The ongoing story arcs didn’t fare as well as the weekly wesen. They went in bizarre directions. I had forgotten there was a stick that could heal all wounds. The gang had the cloth that held the healing stick examined for hidden writing and the hidden text read, Danger. That’s nice and vague. I guess I’d be more invested in the story line if it hadn’t been dropped for a month and reintroduced. Now, I may have missed a line of dialogue or something, but it would’ve been nice if Grimm had said that Nick sent the cloth in for tests or if the gang had picked up the stick in the last month. We needed something to remind us that the healing stick exists.
Eve as Renard worked until she/he ran into Renard’s new lover. How many times will Grimm use the so-and-so slept with so-and-so because they cast a particular spell to look like someone else? And this week’s episode was made doubly pandering because it was Eve, a female transformed into a male, sleeping with another female. I liked the scenes with Eve as Renard leading up to the gratuitous sex scene. Grimm managed to sell me on Eve as a separate character from Juliette for the first time and that got dashed as Eve-Renard made it to the bedroom. Groan.
The third and final ongoing arc presented this week has been handled the best. I said it before that I buy Adalind’s desire to reunite with her firstborn child Diana, but I’m miffed by Grimm dropping the storyline in the first place. She approaches Nick for news about her other child and that tracks given how this season has unfolded. Everything’s running smoothly as far as the Adalind-Nick-Diana story’s concerned, except that I’m not quite sold on Adalind’s mistrust of Nick. Sure, she’s worried she’ll revert back to her hexenbeist self, but her reluctance to tell Nick is forced.

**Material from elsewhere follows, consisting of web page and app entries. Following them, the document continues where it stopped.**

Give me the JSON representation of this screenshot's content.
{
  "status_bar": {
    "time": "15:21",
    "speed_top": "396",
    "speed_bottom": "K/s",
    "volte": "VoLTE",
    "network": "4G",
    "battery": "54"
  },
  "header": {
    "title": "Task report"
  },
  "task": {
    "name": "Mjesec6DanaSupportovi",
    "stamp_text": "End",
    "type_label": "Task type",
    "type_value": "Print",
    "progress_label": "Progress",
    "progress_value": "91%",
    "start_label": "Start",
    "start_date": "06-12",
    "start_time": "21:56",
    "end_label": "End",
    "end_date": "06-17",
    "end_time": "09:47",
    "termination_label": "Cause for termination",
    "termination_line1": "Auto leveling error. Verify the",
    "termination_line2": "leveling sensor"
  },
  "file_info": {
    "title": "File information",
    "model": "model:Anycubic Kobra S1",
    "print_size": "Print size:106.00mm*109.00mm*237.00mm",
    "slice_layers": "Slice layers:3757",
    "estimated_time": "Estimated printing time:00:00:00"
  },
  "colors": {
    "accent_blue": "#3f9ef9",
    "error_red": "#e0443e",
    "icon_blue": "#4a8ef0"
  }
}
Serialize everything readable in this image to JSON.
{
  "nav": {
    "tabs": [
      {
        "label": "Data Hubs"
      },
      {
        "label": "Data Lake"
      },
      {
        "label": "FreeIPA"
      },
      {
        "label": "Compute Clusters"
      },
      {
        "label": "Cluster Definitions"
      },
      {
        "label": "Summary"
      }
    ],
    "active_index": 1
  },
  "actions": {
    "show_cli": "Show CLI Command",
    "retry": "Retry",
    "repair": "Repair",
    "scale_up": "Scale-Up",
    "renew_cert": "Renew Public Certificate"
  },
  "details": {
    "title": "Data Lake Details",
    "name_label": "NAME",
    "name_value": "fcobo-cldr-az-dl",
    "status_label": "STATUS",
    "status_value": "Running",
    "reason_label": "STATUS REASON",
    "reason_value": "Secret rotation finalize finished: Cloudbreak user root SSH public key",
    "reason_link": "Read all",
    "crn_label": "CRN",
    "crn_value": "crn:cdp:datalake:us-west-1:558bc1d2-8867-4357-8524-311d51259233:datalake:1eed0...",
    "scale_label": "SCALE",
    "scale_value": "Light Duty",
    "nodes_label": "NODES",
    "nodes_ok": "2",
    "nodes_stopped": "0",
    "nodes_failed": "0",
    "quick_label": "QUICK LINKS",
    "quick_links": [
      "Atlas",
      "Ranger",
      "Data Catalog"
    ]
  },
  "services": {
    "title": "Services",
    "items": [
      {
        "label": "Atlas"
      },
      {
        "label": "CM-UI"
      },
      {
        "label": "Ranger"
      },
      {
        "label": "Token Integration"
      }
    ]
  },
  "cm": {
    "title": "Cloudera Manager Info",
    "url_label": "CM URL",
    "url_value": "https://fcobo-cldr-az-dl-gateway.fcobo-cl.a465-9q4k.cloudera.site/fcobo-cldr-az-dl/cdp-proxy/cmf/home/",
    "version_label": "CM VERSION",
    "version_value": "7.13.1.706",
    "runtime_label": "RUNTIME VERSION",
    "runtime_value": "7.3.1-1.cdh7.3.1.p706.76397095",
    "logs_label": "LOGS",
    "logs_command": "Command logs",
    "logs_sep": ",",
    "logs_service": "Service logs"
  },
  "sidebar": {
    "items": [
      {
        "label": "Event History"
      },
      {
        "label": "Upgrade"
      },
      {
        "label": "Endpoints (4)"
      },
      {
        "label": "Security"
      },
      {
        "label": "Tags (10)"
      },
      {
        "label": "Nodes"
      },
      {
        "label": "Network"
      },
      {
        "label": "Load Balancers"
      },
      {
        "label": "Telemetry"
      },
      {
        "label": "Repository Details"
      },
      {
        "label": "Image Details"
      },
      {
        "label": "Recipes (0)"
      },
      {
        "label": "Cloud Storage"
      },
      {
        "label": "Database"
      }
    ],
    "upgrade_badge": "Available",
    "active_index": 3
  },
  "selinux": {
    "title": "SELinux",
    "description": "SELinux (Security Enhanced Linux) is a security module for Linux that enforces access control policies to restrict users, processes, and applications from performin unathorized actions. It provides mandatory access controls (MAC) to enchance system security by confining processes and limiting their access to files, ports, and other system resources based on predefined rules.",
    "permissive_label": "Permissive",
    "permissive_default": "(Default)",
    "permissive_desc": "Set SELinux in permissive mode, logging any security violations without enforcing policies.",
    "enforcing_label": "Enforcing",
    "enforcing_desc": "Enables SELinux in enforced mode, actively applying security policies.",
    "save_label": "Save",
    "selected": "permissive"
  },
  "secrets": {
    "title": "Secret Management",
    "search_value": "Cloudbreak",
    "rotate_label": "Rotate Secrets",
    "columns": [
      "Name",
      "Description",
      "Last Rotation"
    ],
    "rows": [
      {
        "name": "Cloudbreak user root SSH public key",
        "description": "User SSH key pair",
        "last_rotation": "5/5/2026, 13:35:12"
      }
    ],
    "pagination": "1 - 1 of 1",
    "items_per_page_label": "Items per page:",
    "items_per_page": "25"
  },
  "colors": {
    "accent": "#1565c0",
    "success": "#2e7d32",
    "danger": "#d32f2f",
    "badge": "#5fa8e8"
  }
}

“The Believer” was a very good episode. If it wasn’t for the awkward Eve-Renard bedroom scene, it might’ve been a great episode. Even so, I’ve enjoyed this season of Grimm more than the last.
Thanks for reading.